Last Black Friday, we bought a big screen TV. Not that we could afford it. Not that we needed it. Not even that we really wanted it. Yet there it was, sitting in the middle of our garage, amidst the remnants of the other disposable "stuff" that was packed tightly into a room once used -- long ago -- to park our cars. What's that? A no-interest, three-year loan on that SUV at the dealer's till midnight? Let's go!
Thanksgiving clearly has evolved into sanctioned gluttony. The average diner apparently stuffs over 4,000 calories in the dinner meal, gorging on high-fat, high-carb and high-sugar treats in an effort perhaps to quell the anxiety aroused by uncomfortable family get-togethers. Saturated and sedated, celebrants stagger off to siesta and dream of regaling their co-workers on Friday with diet-inspiring details of their lush Thanksgiving spread.

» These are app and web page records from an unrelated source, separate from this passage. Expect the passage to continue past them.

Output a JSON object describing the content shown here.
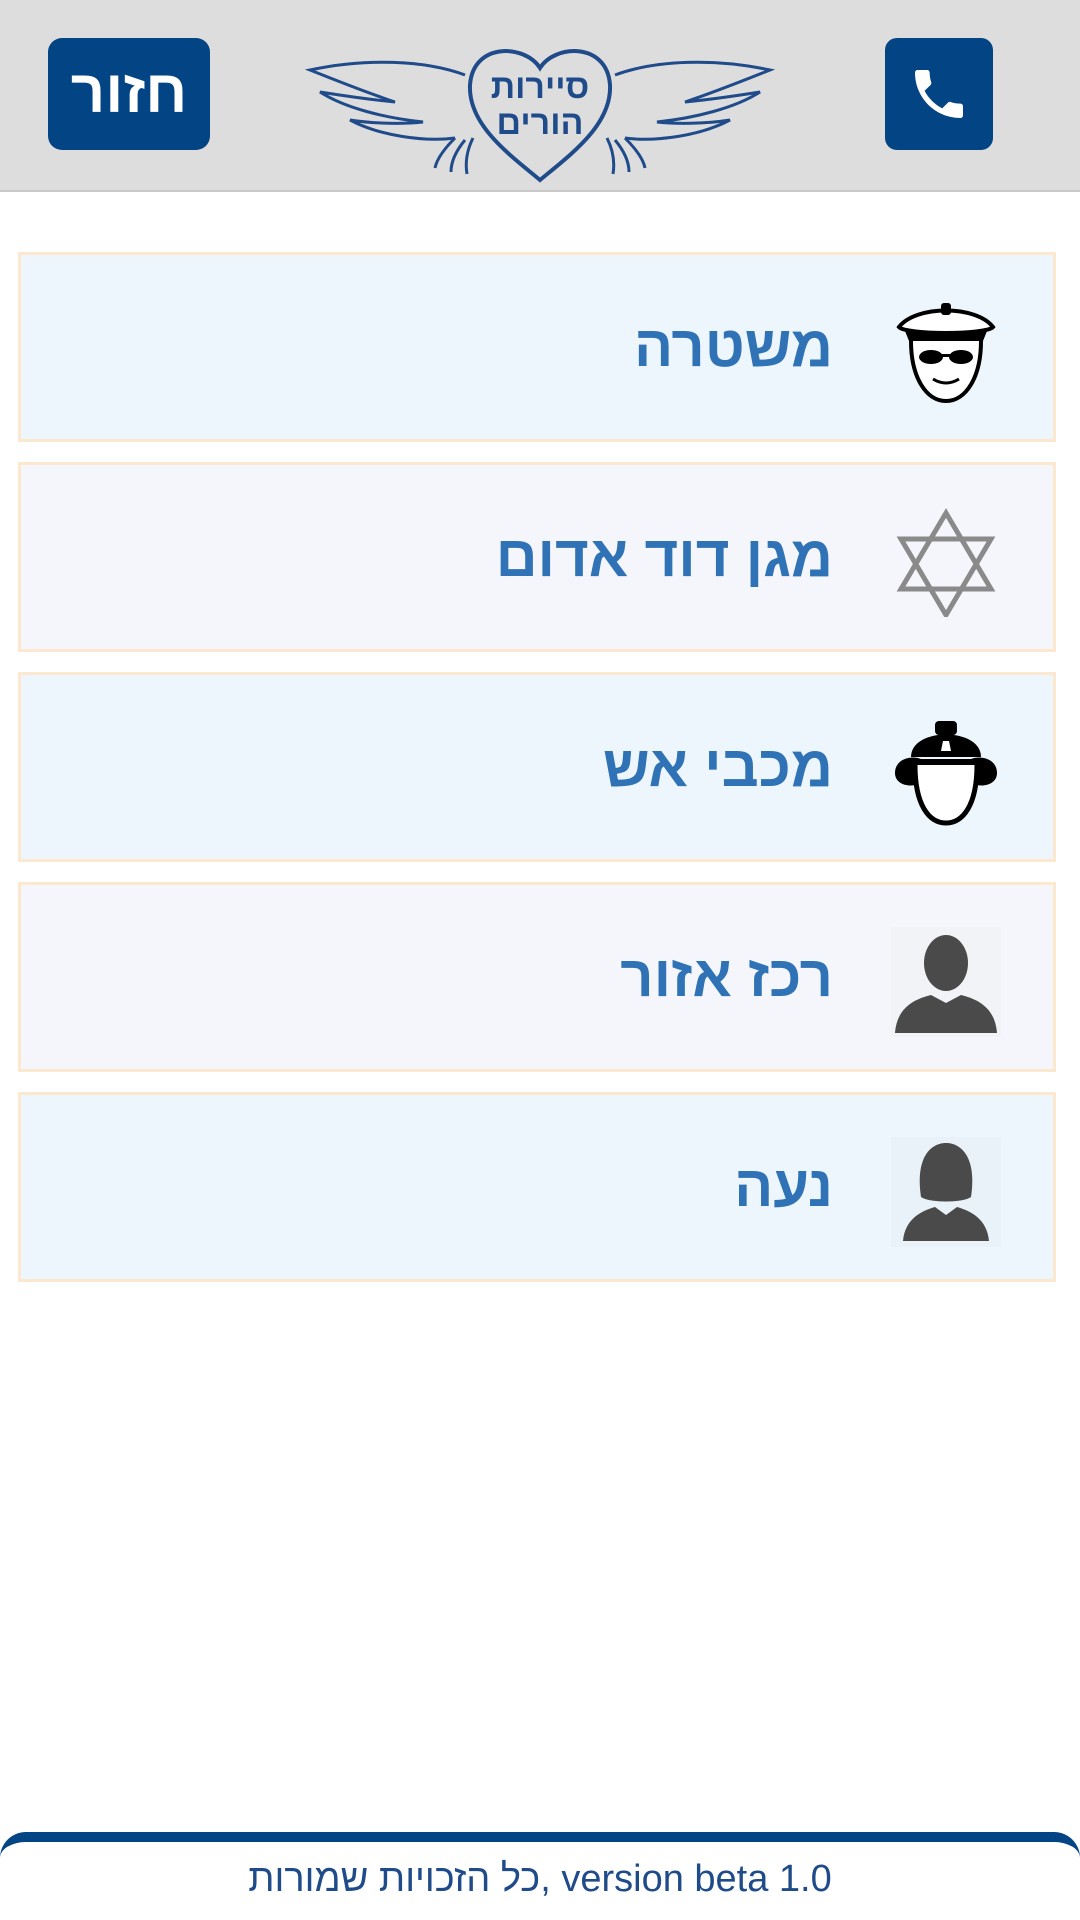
{
  "header": {
    "back_label": "חזור",
    "logo_line1": "סיירות",
    "logo_line2": "הורים",
    "phone_icon": "phone-icon",
    "color_primary": "#024484",
    "color_background": "#dddddd"
  },
  "contacts": [
    {
      "label": "משטרה",
      "icon": "police-officer-icon"
    },
    {
      "label": "מגן דוד אדום",
      "icon": "star-of-david-icon"
    },
    {
      "label": "מכבי אש",
      "icon": "firefighter-icon"
    },
    {
      "label": "רכז אזור",
      "icon": "male-user-icon"
    },
    {
      "label": "נעה",
      "icon": "female-user-icon"
    }
  ],
  "colors": {
    "item_text": "#2f72b5",
    "item_border": "#fbe8cf",
    "item_bg_odd": "#edf6fc",
    "item_bg_even": "#f4f6fb"
  },
  "footer": {
    "text": "כל הזכויות שמורות, version beta 1.0"
  }
}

Working off the Thanksgiving spread may have been the original motivation for the birth of Black Friday. Certainly today, with stores opening in the wee hours, the masses are exhorted to get off their "masses" and race to their local retailers for a local version of World Wrestling Federation tryouts. "I got here first... that dress is mine... dibs that camera... mine, mine, mine." With nary a moment to digest their Thanksgiving feast, the gladiators are sent into the ring to fight for ostensible bargains amidst cheering crowds. Hey, everything's half off-- who can resist?
Apparently no one, judging from the snaking lines at our local Big Box everything store last year. Spirited shoppers packed the aisles, grabbing merchandise right and left in a frantic frenzy that resembled a chaotic looting spree. Don't stand in one place too long or you might get hurt. Black Friday commercial orgies have come to resemble the drunken revelry that infected the denizens of ancient Rome. And few are immune to the high of the rampage. Tomorrow, or in a few days, the crash will come -- the piper will be paid -- at 29-percent interest. But for now, let's dance.
Our consumerist culture has managed to transform Thanksgiving from a celebration of gratitude to a celebration of consumerism. Then, fed and fattened, the gates to the arena are opened and the running of the bulls*! begins -- spend, spend, spend, buy, buy, buy, pay, pay, pay. And, hungover with credit card debt, we the people certainly will pay -- when we wake up and wonder how we were hoodwinked into a capitalist hysteria that has needlessly run up our debt and indentured us to our banking masters for yet another year.
The ancient Greek philosophers coined a marvelous phrase, "Pan Metron Ariston" -- everything in moderation. Would that our markets today promote a similar philosophy. Now that would be something for which to be truly thankful.
Yolanda "Linda" Reid Chassiakos, M.D., is a Fellow of the American Academy of Pediatrics, a Fellow of the American College of Physicians, and a Clinical Assistant Professor of Pediatrics at the David Geffen School of Medicine, UCLA. She is currently the Director of the Klotz Student Health Center at California State University, Northridge.